Tuesday, 10 September 2013

Blind and abused, but still going strong!

Many rescue dogs come with special needs, and more so when they are blind. One of the reasons we chose Blind Dog Rescue Alliance (BDRA) as our Animal Wellness Rescue of the Month for September was due to the heartbreaking thought of dogs who are not only blind, but have also been abused, neglected, or abandoned. Can you imagine being both blind and abused?

BDRA networks to find foster and forever homes for blind and visually impaired dogs throughout the United States and Canada. BDRA also has a sanctuary for dogs that do not find homes. Karen Belfi, one of the founders and president of BDRA, adopted her first blind dog back in 1999. He was up for adoption for 2 years, and no one was interested. He was gorgeous, and so sweet. She thought, how could people not want him, just because he couldn't see? He was born blind. Karen has since fostered 20 dogs through BDRA.

Eye problems can be an issue in many dogs, especially ones reaching old age. We often receive questions from readers about remedies for eye problems, and tips for helping their dogs cope with visual impairment. Some BDRA rescuers generously weighed in and have offered some great advice from their experiences of fostering and rescuing blind or visually impaired dogs.

The biggest challenge is training, since in addition to regular training, dogs also have to be taught how to find their way around. One tip is to teach the dog a “watch” command. They know to slow down and feel for an obstacle. "Step" is for stairs, a curb, etc. Other good verbal commands are “stop,” “forward,” and “wait.”

In houses with multiple dogs, putting noisy tags on all the dogs, so the blind ones can find the others is very helpful. A light tap on the nose to signal 'No' as well as citronella collars can help for training purposes, too.
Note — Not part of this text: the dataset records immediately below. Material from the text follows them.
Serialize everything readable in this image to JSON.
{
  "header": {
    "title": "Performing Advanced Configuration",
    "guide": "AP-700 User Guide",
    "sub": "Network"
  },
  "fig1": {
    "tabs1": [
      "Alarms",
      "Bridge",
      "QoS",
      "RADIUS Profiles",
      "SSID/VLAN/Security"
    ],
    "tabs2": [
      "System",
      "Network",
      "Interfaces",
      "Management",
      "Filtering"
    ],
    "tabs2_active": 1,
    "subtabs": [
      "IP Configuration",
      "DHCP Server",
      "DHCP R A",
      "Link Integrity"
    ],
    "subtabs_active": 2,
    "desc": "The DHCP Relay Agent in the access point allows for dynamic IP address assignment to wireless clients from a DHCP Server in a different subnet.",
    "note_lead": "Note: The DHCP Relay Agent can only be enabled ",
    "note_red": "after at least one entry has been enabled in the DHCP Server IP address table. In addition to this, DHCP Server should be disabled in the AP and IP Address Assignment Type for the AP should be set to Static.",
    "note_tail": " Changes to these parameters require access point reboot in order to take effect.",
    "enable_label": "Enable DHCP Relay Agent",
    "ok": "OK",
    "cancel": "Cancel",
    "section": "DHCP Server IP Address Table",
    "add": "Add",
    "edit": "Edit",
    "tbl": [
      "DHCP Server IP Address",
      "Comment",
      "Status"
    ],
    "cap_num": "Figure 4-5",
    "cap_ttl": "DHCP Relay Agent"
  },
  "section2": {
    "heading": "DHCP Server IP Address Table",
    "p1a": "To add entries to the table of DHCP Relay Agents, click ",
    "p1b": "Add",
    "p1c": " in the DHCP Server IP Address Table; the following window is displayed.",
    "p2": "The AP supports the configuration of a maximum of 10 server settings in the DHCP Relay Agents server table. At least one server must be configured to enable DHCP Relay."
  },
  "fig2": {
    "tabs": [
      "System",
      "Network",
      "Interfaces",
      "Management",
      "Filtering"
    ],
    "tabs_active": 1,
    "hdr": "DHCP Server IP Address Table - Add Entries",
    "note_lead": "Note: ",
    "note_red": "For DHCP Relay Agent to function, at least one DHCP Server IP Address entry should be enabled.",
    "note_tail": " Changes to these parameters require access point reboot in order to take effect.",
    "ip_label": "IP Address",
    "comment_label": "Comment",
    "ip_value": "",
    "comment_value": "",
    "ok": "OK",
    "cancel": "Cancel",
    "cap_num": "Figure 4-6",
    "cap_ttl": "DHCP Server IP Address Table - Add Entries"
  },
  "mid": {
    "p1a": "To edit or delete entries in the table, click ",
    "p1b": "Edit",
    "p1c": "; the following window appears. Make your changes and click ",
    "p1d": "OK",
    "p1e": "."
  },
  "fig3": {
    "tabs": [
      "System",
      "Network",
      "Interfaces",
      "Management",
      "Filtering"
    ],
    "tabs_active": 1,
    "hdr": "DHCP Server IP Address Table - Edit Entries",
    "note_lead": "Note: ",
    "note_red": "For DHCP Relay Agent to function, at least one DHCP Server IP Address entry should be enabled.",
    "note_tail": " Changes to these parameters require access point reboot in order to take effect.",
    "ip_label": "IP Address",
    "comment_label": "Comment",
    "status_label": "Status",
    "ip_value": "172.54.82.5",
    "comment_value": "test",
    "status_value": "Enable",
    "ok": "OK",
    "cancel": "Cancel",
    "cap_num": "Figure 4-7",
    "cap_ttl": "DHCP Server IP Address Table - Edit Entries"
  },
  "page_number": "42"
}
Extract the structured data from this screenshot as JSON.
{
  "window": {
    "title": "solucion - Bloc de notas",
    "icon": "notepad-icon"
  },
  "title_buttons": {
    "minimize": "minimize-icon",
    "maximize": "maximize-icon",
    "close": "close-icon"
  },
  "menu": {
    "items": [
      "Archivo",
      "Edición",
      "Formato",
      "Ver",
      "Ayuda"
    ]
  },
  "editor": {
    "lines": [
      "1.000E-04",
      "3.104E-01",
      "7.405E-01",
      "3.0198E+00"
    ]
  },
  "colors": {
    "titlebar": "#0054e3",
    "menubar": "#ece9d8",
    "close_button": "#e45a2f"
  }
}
Sometimes people put scented dots on the floor that can lead to doors, etc., but these are not very effective with dogs that do not have keen noses. Stairs are not challenging for going up, but going down requires a dog to step off into space, and that is scary.

BDRA has many helpful tips on their website. If you’d like to donate to BDRA, they receive donations through their site. As well, Animal Wellness Magazine is donating 40% of subscription sales whenever anyone subscribes using promo code AWA149. Subscribe here to help BDRA and get a great magazine!

There was a constant thread in the emails we received from BDRA rescuers: blind and visually impaired dogs are more like other dogs than people think. They can be friendly with strangers, playful, calm, sweet, and al around terrific companions. Despite the challenges with training, blind dogs are, for the most part, the same as any other dog!

We partnered with some great companies who donated to our Rescue of the Month. Thank you to these companies for donating to BDRA with us! 

Be Pawsitive - A monthly box of organic dog treats that give back!

Wondercide Organics - Natural and organic solutions for pets, plants, and people!

Canine Omega3 (Ascenta Health) - Omega3 supplements!

1 comment:

  1. this is a great group! And I have a blind dog myself, Manny, who is an escape artist extraordinaire. Never thought a blind dog could escape almost every crate & kennel known to man? Neither did I until this boy came into my life.

    Blind dogs are amazing and this organization is as well!